January 13, 2013

Kathryn Bigelow’s Zero Dark Thirty, a semi-fiction film about the hunt for Osama bin Laden and his death in Abbottabad, is raw, and besides all its surrounding controversy, very impersonal and non-political.

The dust hasn’t quite settled yet over the events of May 2011, and watching Thirty seems like sitting through a conversation that one’s already had many times already (thanks to media scrutiny).

Written by Mark Boal (former journalist and writer of the Oscar-winning The Hurt Locker, also directed by Bigelow), Thirty isn’t plot-heavy. Rather, it is docu drama-heavy, based on partially fictional account on how Bin Laden may have been caught.

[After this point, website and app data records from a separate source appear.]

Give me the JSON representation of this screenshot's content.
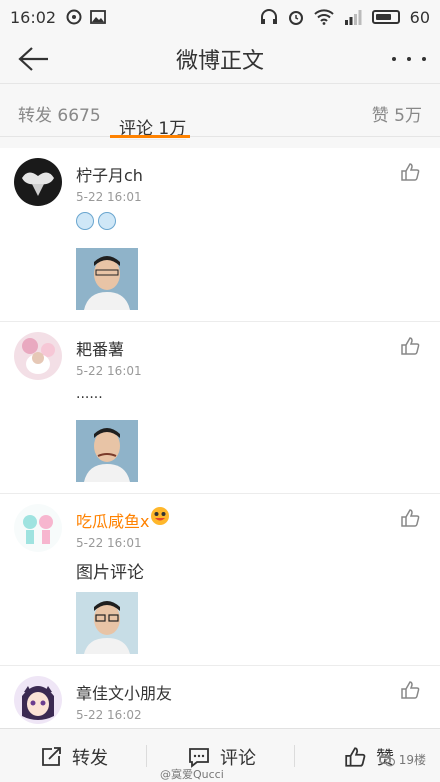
{
  "status_bar": {
    "time": "16:02",
    "battery": "60"
  },
  "nav": {
    "title": "微博正文"
  },
  "tabs": {
    "repost": "转发 6675",
    "comment": "评论 1万",
    "like": "赞 5万"
  },
  "comments": [
    {
      "username": "柠子月ch",
      "time": "5-22 16:01",
      "has_emoji": true,
      "text": ""
    },
    {
      "username": "耙番薯",
      "time": "5-22 16:01",
      "has_emoji": false,
      "text": "......"
    },
    {
      "username": "吃瓜咸鱼x",
      "time": "5-22 16:01",
      "has_emoji": false,
      "text": "图片评论"
    },
    {
      "username": "章佳文小朋友",
      "time": "5-22 16:02",
      "has_emoji": false,
      "text": ""
    }
  ],
  "bottom_bar": {
    "repost": "转发",
    "comment": "评论",
    "like": "赞"
  },
  "watermark": {
    "floor": "19楼",
    "account": "@寞爱Qucci"
  },
  "colors": {
    "accent": "#ff8200",
    "username_special": "#ff8200"
  }
}
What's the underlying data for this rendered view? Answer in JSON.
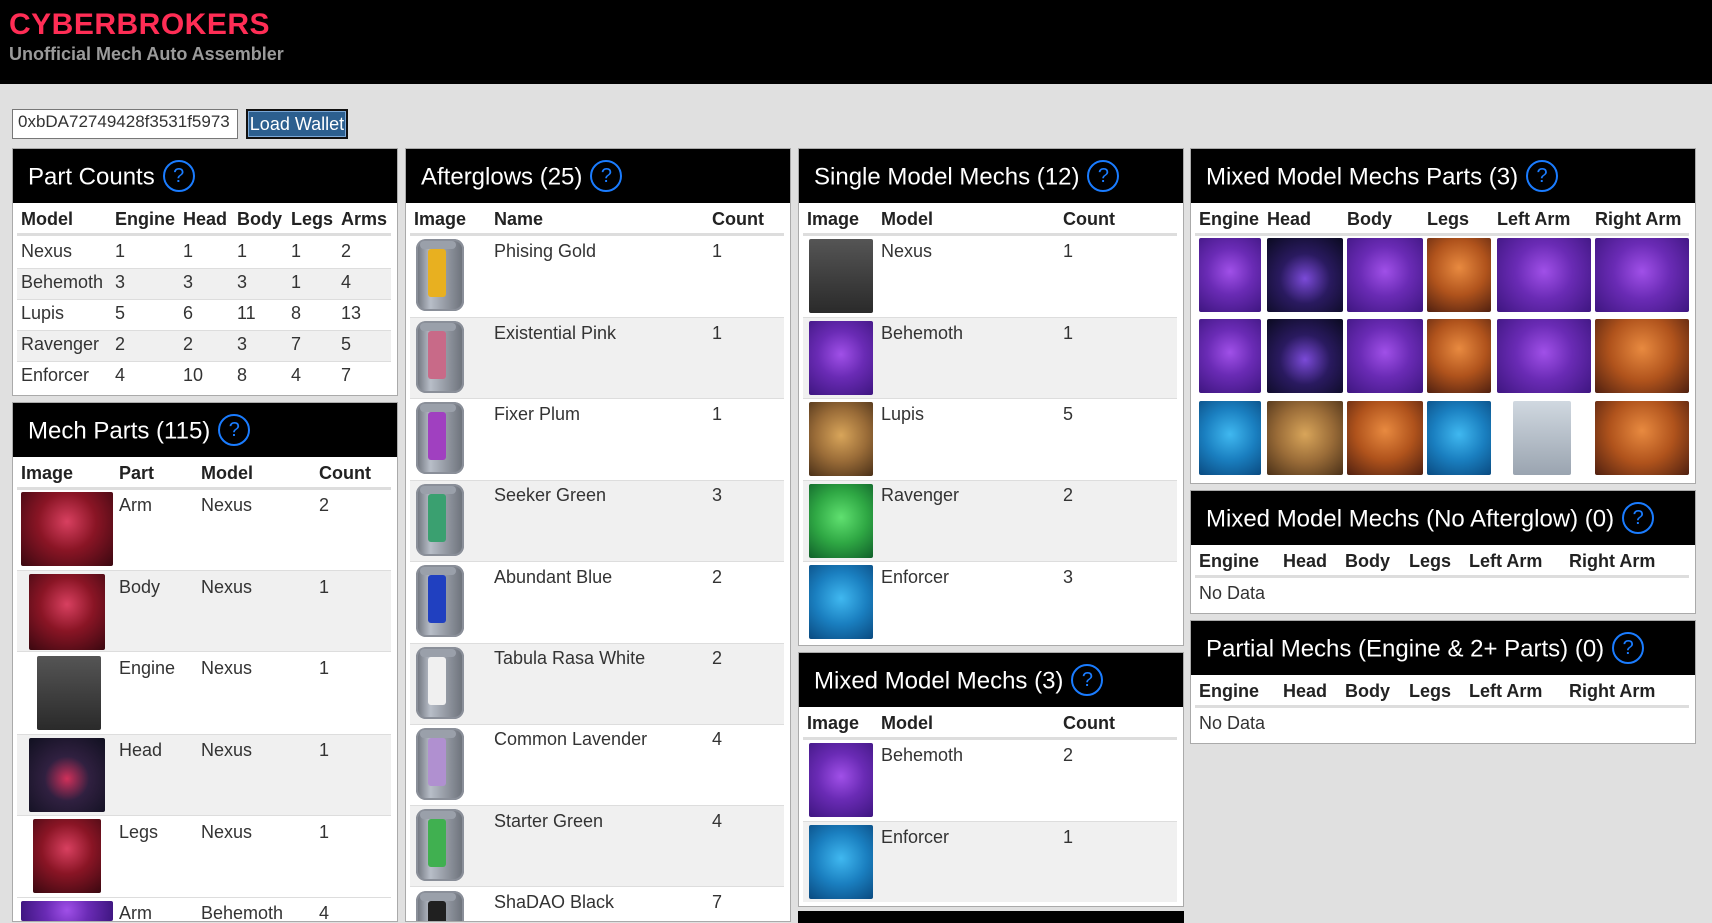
{
  "header": {
    "brand": "CYBERBROKERS",
    "subtitle": "Unofficial Mech Auto Assembler"
  },
  "wallet": {
    "value": "0xbDA72749428f3531f5973",
    "button": "Load Wallet"
  },
  "help_glyph": "?",
  "part_counts": {
    "title": "Part Counts",
    "columns": [
      "Model",
      "Engine",
      "Head",
      "Body",
      "Legs",
      "Arms"
    ],
    "rows": [
      [
        "Nexus",
        "1",
        "1",
        "1",
        "1",
        "2"
      ],
      [
        "Behemoth",
        "3",
        "3",
        "3",
        "1",
        "4"
      ],
      [
        "Lupis",
        "5",
        "6",
        "11",
        "8",
        "13"
      ],
      [
        "Ravenger",
        "2",
        "2",
        "3",
        "7",
        "5"
      ],
      [
        "Enforcer",
        "4",
        "10",
        "8",
        "4",
        "7"
      ]
    ]
  },
  "mech_parts": {
    "title": "Mech Parts (115)",
    "columns": [
      "Image",
      "Part",
      "Model",
      "Count"
    ],
    "rows": [
      {
        "part": "Arm",
        "model": "Nexus",
        "count": "2"
      },
      {
        "part": "Body",
        "model": "Nexus",
        "count": "1"
      },
      {
        "part": "Engine",
        "model": "Nexus",
        "count": "1"
      },
      {
        "part": "Head",
        "model": "Nexus",
        "count": "1"
      },
      {
        "part": "Legs",
        "model": "Nexus",
        "count": "1"
      },
      {
        "part": "Arm",
        "model": "Behemoth",
        "count": "4"
      }
    ]
  },
  "afterglows": {
    "title": "Afterglows (25)",
    "columns": [
      "Image",
      "Name",
      "Count"
    ],
    "rows": [
      {
        "name": "Phising Gold",
        "count": "1",
        "color": "#e8b020"
      },
      {
        "name": "Existential Pink",
        "count": "1",
        "color": "#c86a88"
      },
      {
        "name": "Fixer Plum",
        "count": "1",
        "color": "#a040c0"
      },
      {
        "name": "Seeker Green",
        "count": "3",
        "color": "#3aa070"
      },
      {
        "name": "Abundant Blue",
        "count": "2",
        "color": "#2040c0"
      },
      {
        "name": "Tabula Rasa White",
        "count": "2",
        "color": "#f0f0f0"
      },
      {
        "name": "Common Lavender",
        "count": "4",
        "color": "#b090d0"
      },
      {
        "name": "Starter Green",
        "count": "4",
        "color": "#40b050"
      },
      {
        "name": "ShaDAO Black",
        "count": "7",
        "color": "#202020"
      }
    ]
  },
  "single_model": {
    "title": "Single Model Mechs (12)",
    "columns": [
      "Image",
      "Model",
      "Count"
    ],
    "rows": [
      {
        "model": "Nexus",
        "count": "1"
      },
      {
        "model": "Behemoth",
        "count": "1"
      },
      {
        "model": "Lupis",
        "count": "5"
      },
      {
        "model": "Ravenger",
        "count": "2"
      },
      {
        "model": "Enforcer",
        "count": "3"
      }
    ]
  },
  "mixed_model": {
    "title": "Mixed Model Mechs (3)",
    "columns": [
      "Image",
      "Model",
      "Count"
    ],
    "rows": [
      {
        "model": "Behemoth",
        "count": "2"
      },
      {
        "model": "Enforcer",
        "count": "1"
      }
    ]
  },
  "mixed_parts": {
    "title": "Mixed Model Mechs Parts (3)",
    "columns": [
      "Engine",
      "Head",
      "Body",
      "Legs",
      "Left Arm",
      "Right Arm"
    ]
  },
  "mixed_no_afterglow": {
    "title": "Mixed Model Mechs (No Afterglow) (0)",
    "columns": [
      "Engine",
      "Head",
      "Body",
      "Legs",
      "Left Arm",
      "Right Arm"
    ],
    "empty": "No Data"
  },
  "partial": {
    "title": "Partial Mechs (Engine & 2+ Parts) (0)",
    "columns": [
      "Engine",
      "Head",
      "Body",
      "Legs",
      "Left Arm",
      "Right Arm"
    ],
    "empty": "No Data"
  }
}
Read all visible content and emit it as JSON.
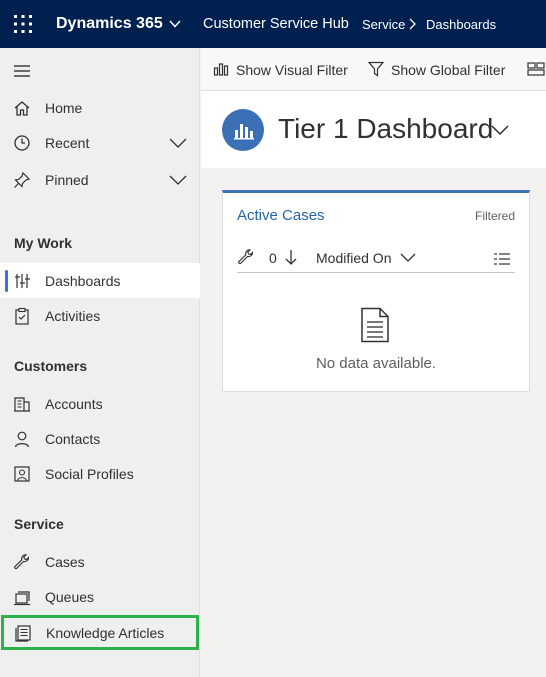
{
  "topbar": {
    "app_name": "Dynamics 365",
    "hub_name": "Customer Service Hub",
    "breadcrumb": [
      "Service",
      "Dashboards"
    ]
  },
  "sidebar": {
    "top_items": [
      {
        "label": "Home",
        "icon": "home-icon"
      },
      {
        "label": "Recent",
        "icon": "clock-icon",
        "expandable": true
      },
      {
        "label": "Pinned",
        "icon": "pin-icon",
        "expandable": true
      }
    ],
    "groups": [
      {
        "title": "My Work",
        "items": [
          {
            "label": "Dashboards",
            "icon": "dashboard-icon",
            "selected": true
          },
          {
            "label": "Activities",
            "icon": "clipboard-icon"
          }
        ]
      },
      {
        "title": "Customers",
        "items": [
          {
            "label": "Accounts",
            "icon": "building-icon"
          },
          {
            "label": "Contacts",
            "icon": "person-icon"
          },
          {
            "label": "Social Profiles",
            "icon": "profile-card-icon"
          }
        ]
      },
      {
        "title": "Service",
        "items": [
          {
            "label": "Cases",
            "icon": "wrench-icon"
          },
          {
            "label": "Queues",
            "icon": "queue-icon"
          },
          {
            "label": "Knowledge Articles",
            "icon": "article-icon",
            "highlighted": true
          }
        ]
      }
    ]
  },
  "commandbar": {
    "visual_filter": "Show Visual Filter",
    "global_filter": "Show Global Filter"
  },
  "dashboard": {
    "title": "Tier 1 Dashboard"
  },
  "panel": {
    "title": "Active Cases",
    "filter_status": "Filtered",
    "record_count": "0",
    "sort_field": "Modified On",
    "empty_message": "No data available."
  },
  "colors": {
    "topbar": "#002050",
    "accent": "#3b6fb6",
    "selection_bar": "#3a6fe0",
    "highlight_outline": "#2db24a",
    "link": "#2266aa"
  }
}
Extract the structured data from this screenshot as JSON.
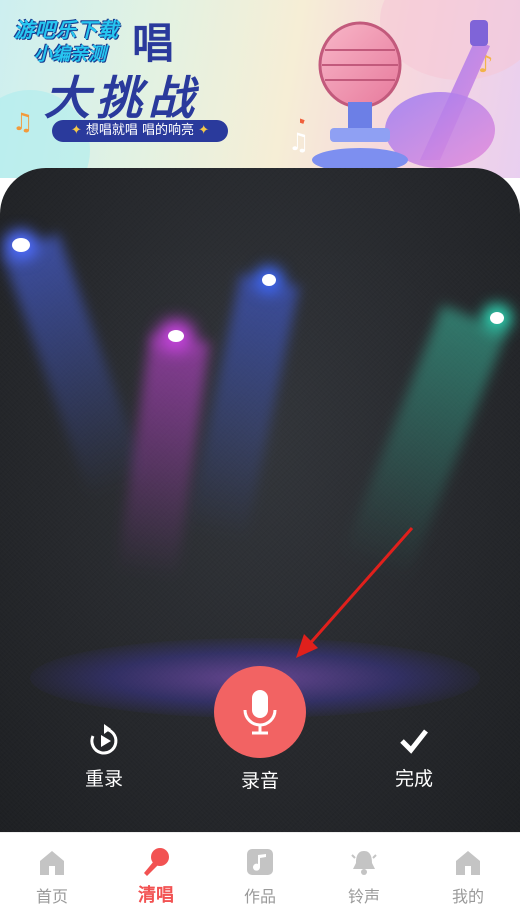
{
  "banner": {
    "watermark_line1": "游吧乐下载",
    "watermark_line2": "小编亲测",
    "title_top": "唱",
    "title_main": "大挑战",
    "slogan": "想唱就唱 唱的响亮",
    "slogan_star": "✦"
  },
  "controls": {
    "rerecord_label": "重录",
    "record_label": "录音",
    "finish_label": "完成"
  },
  "tabs": [
    {
      "label": "首页",
      "icon": "home-icon"
    },
    {
      "label": "清唱",
      "icon": "mic-icon"
    },
    {
      "label": "作品",
      "icon": "music-note-icon"
    },
    {
      "label": "铃声",
      "icon": "bell-icon"
    },
    {
      "label": "我的",
      "icon": "profile-home-icon"
    }
  ],
  "active_tab": 1,
  "colors": {
    "accent": "#f26363",
    "active_tab": "#f25252",
    "inactive_tab": "#9a9a9a",
    "title_blue": "#2a3a9c",
    "stage_bg": "#26282c",
    "arrow": "#e0201c"
  }
}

The film starts with voices of the people involved in the 9/11 attack over a blank screen and swiftly jumps two years later to Pakistan, where a rookie CIA agent, Maya (Jessica Chastain) is talked through about “enhanced interrogation techniques” (commonly called torture) by her senior Dan (Jason Clarke). Their mission, in this post-attack new world, is to get intel about future attacks and Osama’s whereabouts.

And as the plot progress, the hunt for Osama turns into an obsession for Maya, who may not have a family or life outside CIA (we don’t really see her back story). At the film’s centre, we see her give 12 years to follow leads and stalk Bin Laden down for an agency that doesn’t take her too seriously.

Mark Strong, Bradley Kyle Chandler, Joel Edgerton and James Gandolfini along with a refreshing Jennifer Ehle are familiar faces who show up infrequently with serious acting chops. Meanwhile, Bigelow keeps it bare and minimalistic, be it with documentary-style camera work by Greig Fraser or the production design by Jeremy Hindle, who does a good job of recreating Islamabad, Lahore and Abbottabad in India. Their combined effort might makes Thirty’s world convincingly real.

The film’s strongest scenes — which have also been the cause of most critical conversations — are the ones of torture of an Al Qaeda middleman Ammar (Reda Kateb). The moment is emotionally whelming, when we see him clutching to a near empty bottle of juice and biscuits, as if they were his life’s only possession, after a string of inhumane tortures (he is starved, water-boarded, sexually humiliated and stuffed in a small box for withholding info).

Bigelow is an able director when it comes handling complex human emotions, as she has shown earlier in The Hurt Locker, having an Oscar to show for it. Thirty could have benefitted from some of her previous film’s merits.

What it is now is a fine film; if it was more in tune with its feeling it could have been great. Right now, Thirty is like its central heroine Maya: she has the passion of 10, without the motive to fuel its passion.

Released by Columbia Pictures, Zero Dark Thirty is rated R with scenes of extreme violence and torture.